The press meeting of the 12th İstanbul Biennial was held on October 20, 2010, in Pera Palas Hotel, İstanbul. The co-curators, Mr. Adriano Pedrosa and Mr. Jens Hoffmann, together with the director, Mrs. Bige Orer, discussed the process of making the İstanbul Biennial. Their conversation addressed crucial questions related to the many biennials currently being realized around the globe, the current state of the İstanbul Biennial, the “Remembering İstanbul” conference, the educational program of the biennial, and the title they have chosen for the 12th edition. Pedrosa and Hoffmann explained their curatorial approach, which attempts to negotiate two seemingly opposing perspectives in contemporary art: art that is concerned purely with aesthetic and formal matters, and art that overtly addresses political and social subjects.
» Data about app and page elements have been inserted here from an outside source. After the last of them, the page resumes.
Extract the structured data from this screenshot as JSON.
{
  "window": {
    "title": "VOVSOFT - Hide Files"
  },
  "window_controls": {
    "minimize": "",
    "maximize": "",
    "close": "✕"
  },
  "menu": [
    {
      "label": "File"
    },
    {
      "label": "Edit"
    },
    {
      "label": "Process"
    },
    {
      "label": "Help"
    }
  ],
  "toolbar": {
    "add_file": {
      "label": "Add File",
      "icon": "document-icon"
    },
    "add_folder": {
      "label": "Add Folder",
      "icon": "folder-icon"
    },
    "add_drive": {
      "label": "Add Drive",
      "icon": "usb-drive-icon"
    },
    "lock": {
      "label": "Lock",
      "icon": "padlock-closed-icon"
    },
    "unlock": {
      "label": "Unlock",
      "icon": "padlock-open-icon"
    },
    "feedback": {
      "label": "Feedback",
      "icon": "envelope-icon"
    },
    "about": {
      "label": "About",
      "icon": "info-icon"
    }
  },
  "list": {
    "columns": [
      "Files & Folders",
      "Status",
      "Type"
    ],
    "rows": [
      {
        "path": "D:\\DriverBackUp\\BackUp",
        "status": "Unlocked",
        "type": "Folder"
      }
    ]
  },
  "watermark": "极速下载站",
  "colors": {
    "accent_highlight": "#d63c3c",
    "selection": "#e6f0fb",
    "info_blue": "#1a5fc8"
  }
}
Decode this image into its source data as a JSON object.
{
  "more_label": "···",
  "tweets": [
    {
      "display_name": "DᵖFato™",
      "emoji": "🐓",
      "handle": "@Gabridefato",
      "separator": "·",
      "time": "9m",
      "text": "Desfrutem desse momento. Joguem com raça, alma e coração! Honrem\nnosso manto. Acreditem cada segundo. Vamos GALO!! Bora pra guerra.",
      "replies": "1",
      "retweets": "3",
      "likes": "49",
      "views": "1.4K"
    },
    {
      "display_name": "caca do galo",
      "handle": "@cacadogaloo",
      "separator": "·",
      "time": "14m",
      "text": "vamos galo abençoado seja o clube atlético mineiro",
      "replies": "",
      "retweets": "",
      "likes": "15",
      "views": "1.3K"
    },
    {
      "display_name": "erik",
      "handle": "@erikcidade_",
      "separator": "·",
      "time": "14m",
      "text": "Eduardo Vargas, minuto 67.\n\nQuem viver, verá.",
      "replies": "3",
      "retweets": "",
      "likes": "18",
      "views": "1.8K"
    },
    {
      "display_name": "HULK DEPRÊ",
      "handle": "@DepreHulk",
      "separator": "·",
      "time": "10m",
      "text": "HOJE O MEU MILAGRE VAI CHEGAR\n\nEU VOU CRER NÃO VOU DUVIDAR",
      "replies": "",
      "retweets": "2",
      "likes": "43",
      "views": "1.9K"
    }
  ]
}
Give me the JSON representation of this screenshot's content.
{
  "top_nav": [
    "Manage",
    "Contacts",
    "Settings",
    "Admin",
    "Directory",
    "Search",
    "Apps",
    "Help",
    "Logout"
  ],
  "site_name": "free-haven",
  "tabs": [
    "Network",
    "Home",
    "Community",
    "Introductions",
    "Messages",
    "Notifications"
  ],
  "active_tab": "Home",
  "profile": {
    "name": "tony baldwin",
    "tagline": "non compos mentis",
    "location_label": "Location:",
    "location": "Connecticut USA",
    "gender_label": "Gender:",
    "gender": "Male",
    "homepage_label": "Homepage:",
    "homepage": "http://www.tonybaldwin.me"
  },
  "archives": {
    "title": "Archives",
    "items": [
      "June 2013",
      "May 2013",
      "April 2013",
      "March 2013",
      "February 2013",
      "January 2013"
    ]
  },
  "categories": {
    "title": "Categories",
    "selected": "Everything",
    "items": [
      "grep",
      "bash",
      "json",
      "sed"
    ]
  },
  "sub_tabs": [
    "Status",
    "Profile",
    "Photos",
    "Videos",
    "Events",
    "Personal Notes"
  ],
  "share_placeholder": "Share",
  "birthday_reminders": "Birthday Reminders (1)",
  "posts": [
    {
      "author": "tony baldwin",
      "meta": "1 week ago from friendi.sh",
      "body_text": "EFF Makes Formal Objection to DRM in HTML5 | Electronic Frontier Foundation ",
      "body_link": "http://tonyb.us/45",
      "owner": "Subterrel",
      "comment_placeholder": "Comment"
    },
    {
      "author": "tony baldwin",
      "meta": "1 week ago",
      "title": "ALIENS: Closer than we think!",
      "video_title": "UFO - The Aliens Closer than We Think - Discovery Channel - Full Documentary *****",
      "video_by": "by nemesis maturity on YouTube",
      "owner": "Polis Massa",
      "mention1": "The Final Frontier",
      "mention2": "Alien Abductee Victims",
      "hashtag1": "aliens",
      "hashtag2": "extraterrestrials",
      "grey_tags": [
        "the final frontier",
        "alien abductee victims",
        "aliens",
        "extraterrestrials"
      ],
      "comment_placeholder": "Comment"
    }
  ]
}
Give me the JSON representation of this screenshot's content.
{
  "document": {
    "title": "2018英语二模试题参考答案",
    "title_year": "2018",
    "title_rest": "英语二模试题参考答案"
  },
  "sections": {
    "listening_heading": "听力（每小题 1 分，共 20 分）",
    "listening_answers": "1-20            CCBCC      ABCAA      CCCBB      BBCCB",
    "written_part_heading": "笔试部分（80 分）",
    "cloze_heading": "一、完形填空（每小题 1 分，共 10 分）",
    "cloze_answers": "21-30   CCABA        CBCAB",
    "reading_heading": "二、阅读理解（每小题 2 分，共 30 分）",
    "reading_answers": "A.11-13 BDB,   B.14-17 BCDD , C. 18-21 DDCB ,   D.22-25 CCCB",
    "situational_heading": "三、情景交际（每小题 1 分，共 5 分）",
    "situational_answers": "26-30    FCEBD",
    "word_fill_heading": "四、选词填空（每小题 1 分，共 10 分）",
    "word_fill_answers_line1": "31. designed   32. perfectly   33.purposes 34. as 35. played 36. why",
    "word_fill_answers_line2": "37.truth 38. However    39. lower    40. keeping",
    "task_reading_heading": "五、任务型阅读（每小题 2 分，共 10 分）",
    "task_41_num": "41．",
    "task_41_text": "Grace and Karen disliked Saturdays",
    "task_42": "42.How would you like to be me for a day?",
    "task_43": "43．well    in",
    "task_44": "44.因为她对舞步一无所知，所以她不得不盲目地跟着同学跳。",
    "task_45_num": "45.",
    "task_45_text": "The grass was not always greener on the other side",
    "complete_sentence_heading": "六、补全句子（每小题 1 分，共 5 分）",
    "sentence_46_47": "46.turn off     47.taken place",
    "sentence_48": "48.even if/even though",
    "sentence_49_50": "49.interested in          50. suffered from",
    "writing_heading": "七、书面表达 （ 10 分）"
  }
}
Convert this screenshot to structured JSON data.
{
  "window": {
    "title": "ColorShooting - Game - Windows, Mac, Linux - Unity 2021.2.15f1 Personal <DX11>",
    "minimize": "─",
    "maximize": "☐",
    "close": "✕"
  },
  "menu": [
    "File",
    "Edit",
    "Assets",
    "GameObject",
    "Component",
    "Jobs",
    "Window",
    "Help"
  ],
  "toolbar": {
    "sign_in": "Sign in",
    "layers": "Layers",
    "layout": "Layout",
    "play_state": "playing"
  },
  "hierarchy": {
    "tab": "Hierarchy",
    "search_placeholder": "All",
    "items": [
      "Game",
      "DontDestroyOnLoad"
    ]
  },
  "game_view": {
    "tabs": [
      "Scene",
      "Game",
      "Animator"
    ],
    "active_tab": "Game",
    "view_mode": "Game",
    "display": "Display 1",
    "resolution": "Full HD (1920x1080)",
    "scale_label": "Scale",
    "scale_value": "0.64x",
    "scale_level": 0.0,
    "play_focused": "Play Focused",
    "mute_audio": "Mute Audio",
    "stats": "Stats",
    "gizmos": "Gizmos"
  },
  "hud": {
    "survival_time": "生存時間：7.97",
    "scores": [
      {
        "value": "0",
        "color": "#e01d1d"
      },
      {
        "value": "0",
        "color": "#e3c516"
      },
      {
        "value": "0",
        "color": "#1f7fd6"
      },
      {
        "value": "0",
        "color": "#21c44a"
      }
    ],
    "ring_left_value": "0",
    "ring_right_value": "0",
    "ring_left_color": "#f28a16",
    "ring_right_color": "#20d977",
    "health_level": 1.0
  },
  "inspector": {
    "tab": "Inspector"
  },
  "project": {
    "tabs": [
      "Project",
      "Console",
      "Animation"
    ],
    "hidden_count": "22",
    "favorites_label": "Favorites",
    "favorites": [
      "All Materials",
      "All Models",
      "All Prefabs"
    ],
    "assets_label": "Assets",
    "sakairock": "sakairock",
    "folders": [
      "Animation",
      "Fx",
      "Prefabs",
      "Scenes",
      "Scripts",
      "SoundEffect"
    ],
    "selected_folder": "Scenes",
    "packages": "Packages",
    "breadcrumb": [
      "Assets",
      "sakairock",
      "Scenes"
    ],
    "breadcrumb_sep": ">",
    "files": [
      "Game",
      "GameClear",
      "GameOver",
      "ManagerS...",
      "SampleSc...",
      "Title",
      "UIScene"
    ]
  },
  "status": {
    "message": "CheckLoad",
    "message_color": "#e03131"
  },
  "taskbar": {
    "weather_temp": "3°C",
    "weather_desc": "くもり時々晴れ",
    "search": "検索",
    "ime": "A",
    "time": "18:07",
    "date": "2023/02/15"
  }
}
The title of the 12th İstanbul Biennial is “Untitled (12th İstanbul Biennial), 2011”. The title and the visual identity refer to the work of the Cuban American artist Felix Gonzalez-Torres. Gonzalez-Torres is undoubtedly one of the most important artists of the last 25 years, and his work has been featured in numerous international group and solo shows (including the 5th International İstanbul Biennial in 1997, curated by Rosa Martinez). His minimalist, conceptual, formally innovative works-such as the date pieces, the jigsaw puzzles, the paper stacks, the candy spills, the light-bulb strings, the linguistic portraits, and the photographs-are all about aesthetic form, yet they are also about open-ended content, and they frequently address explicitly political subjects. While Gonzalez-Torres’s work will not be displayed in the 12th İstanbul Biennial, his presence will be evoked in numerous subtle ways. “Untitled (12th İstanbul Biennial), 2011” references his particular conventions for titling his work; it also calls attention to a level of communication where language and representation, including names, places, dates, and titles, operate in more abstract and poetic ways. Through his works, Gonzalez-Torres demonstrated that the most successful political moves are ones that do not appear to be political, and that the personal is political and the political is personal.